British singer and songwriter Jackie Trent was a fine interpreter of songs by the likes of Jimmy Webb and Burt Bacharach, but she also co-wrote with Tony Hatch a string of hit songs, much in the vein of Burt and Webb, for herself and others. These include her UK #1 hit Where Are You Now (My Love) and the masterpiece that is Scott Walker”s Joanna. Trent and Hatch wrote prolifically for Petula Clark “” including Don”t Sleep in the Subway and I Couldn”t Live Without Your Love (about Hatch and Trent”s affair before they got married in 1966)”” as well as for the likes of including Frank Sinatra, Jack Jones, Nancy Wilson, Shirley Bassey and Dean Martin. In the 1970s Trent and Hatch turned to writing musicals, as well as Stoke City”s run-out song We”ll Be With You. Having emigrated to Australia in 1980, they composed the theme for the soap opera Neighbours.

The trouble with trumpeters is that they rarely work alone, and therefore don”t get much attention as soloists, the way a saxophone player might. One way of determining how good they are is by looking at their catalogue: who worked with them, and on what. By that standard, Lew Soloff must rank among the greats. He was a member of Blood, Sweat & Tears” great brass section in the group”s heyday. As a session man he played on hits such as Chaka Khan”s What Cha” Gonna Do For Me, Paul Simon”s You Can Call Me Al and Bonnie Tyler”s Holding Out For A Hero. He backed artists such as Dizzy Gillespie, Boz Scaggs, George Benson, Aretha Franklin, Gladys Knight & the Pips, Art Garfunkel, Frank Sinatra, The Four Tops, Roberta Flack, Chaka Khan, Eric Clapton, Herbie Mann, Mongo Santamaria, Bob James, Stanley Clarke, Chuck Mangione, Spyro Gyra, Roy Ayers, O”Donnel Levy, Frankie Valli, Odyssey, Ian Hunter, John Mayall, Angela Bofill, Marlena Shaw, Peter Tosh, Marianne Faithfull, Michael Franks and especially Gil Evans, with whom he released a number of albums.
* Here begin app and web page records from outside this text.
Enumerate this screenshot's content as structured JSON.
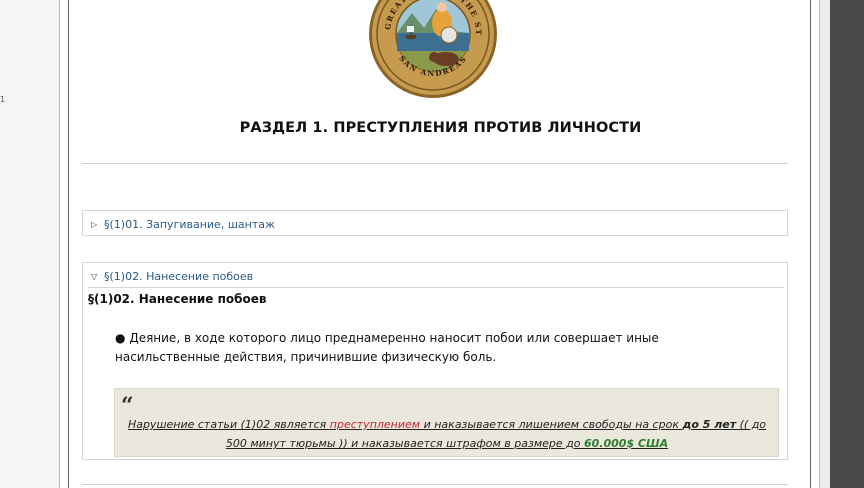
{
  "gutter": {
    "line_number": "1"
  },
  "seal": {
    "top_text": "THE GREAT SEAL OF THE STATE",
    "bottom_text": "SAN ANDREAS"
  },
  "section": {
    "title": "РАЗДЕЛ 1. ПРЕСТУПЛЕНИЯ ПРОТИВ ЛИЧНОСТИ"
  },
  "articles": [
    {
      "summary": "§(1)01. Запугивание, шантаж",
      "expanded": false
    },
    {
      "summary": "§(1)02. Нанесение побоев",
      "expanded": true,
      "heading": "§(1)02. Нанесение побоев",
      "bullet": "●",
      "text": "Деяние, в ходе которого лицо преднамеренно наносит побои или совершает иные насильственные действия, причинившие физическую боль.",
      "quote": {
        "mark": "“",
        "part1": "Нарушение статьи (1)02 является ",
        "crime": "преступлением",
        "part2": " и наказывается лишением свободы на срок ",
        "term": "до 5 лет",
        "part3": " (( до 500 минут тюрьмы )) и наказывается штрафом в размере до ",
        "fine": "60.000$ США"
      }
    }
  ],
  "colors": {
    "link": "#2a5b86",
    "crime": "#c0262d",
    "fine": "#2e7d2e",
    "quote_bg": "#eae8dc",
    "scrollbar": "#4a4a4a"
  }
}
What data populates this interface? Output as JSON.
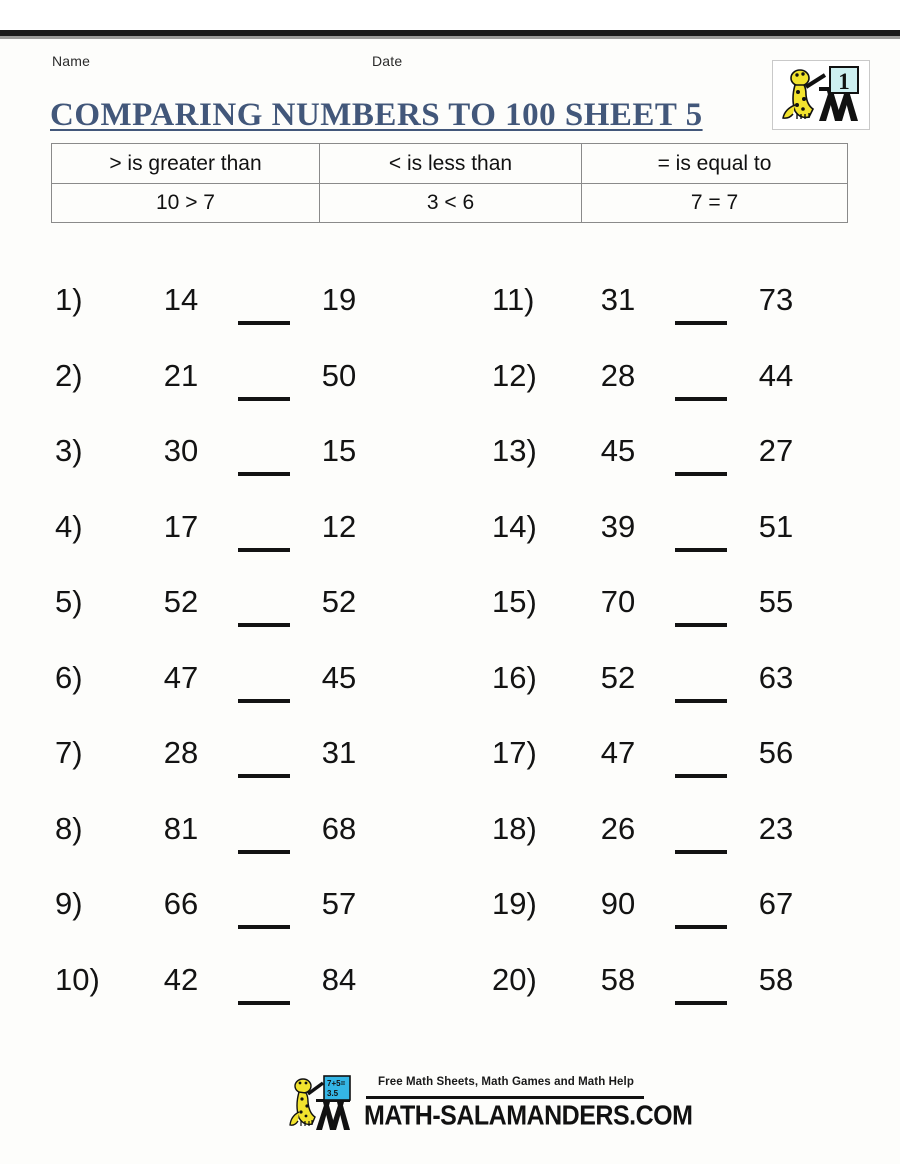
{
  "page": {
    "name_label": "Name",
    "date_label": "Date",
    "title": "COMPARING NUMBERS TO 100 SHEET 5",
    "title_color": "#42577a"
  },
  "logo_badge": {
    "name": "math-salamanders-grade-badge",
    "grade_number": "1"
  },
  "legend": {
    "headers": [
      "> is greater than",
      "< is less than",
      "= is equal to"
    ],
    "examples": [
      "10 > 7",
      "3 < 6",
      "7 = 7"
    ]
  },
  "problems": {
    "left_column": [
      {
        "num": "1)",
        "a": "14",
        "blank": "__",
        "b": "19"
      },
      {
        "num": "2)",
        "a": "21",
        "blank": "__",
        "b": "50"
      },
      {
        "num": "3)",
        "a": "30",
        "blank": "__",
        "b": "15"
      },
      {
        "num": "4)",
        "a": "17",
        "blank": "__",
        "b": "12"
      },
      {
        "num": "5)",
        "a": "52",
        "blank": "__",
        "b": "52"
      },
      {
        "num": "6)",
        "a": "47",
        "blank": "__",
        "b": "45"
      },
      {
        "num": "7)",
        "a": "28",
        "blank": "__",
        "b": "31"
      },
      {
        "num": "8)",
        "a": "81",
        "blank": "__",
        "b": "68"
      },
      {
        "num": "9)",
        "a": "66",
        "blank": "__",
        "b": "57"
      },
      {
        "num": "10)",
        "a": "42",
        "blank": "__",
        "b": "84"
      }
    ],
    "right_column": [
      {
        "num": "11)",
        "a": "31",
        "blank": "__",
        "b": "73"
      },
      {
        "num": "12)",
        "a": "28",
        "blank": "__",
        "b": "44"
      },
      {
        "num": "13)",
        "a": "45",
        "blank": "__",
        "b": "27"
      },
      {
        "num": "14)",
        "a": "39",
        "blank": "__",
        "b": "51"
      },
      {
        "num": "15)",
        "a": "70",
        "blank": "__",
        "b": "55"
      },
      {
        "num": "16)",
        "a": "52",
        "blank": "__",
        "b": "63"
      },
      {
        "num": "17)",
        "a": "47",
        "blank": "__",
        "b": "56"
      },
      {
        "num": "18)",
        "a": "26",
        "blank": "__",
        "b": "23"
      },
      {
        "num": "19)",
        "a": "90",
        "blank": "__",
        "b": "67"
      },
      {
        "num": "20)",
        "a": "58",
        "blank": "__",
        "b": "58"
      }
    ]
  },
  "footer": {
    "tagline": "Free Math Sheets, Math Games and Math Help",
    "domain": "MATH-SALAMANDERS.COM"
  }
}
The list of Jewish soul singers is fairly short, more so those who recorded at Stax with Booker T & The MG”s and Isaac Hayed backing them. But so it was with Sharon Tandy, who was born in Johannesburg as Sharon Finkelstein. She had early success in South Africa, Read more…

Categories: In Memoriam Tags: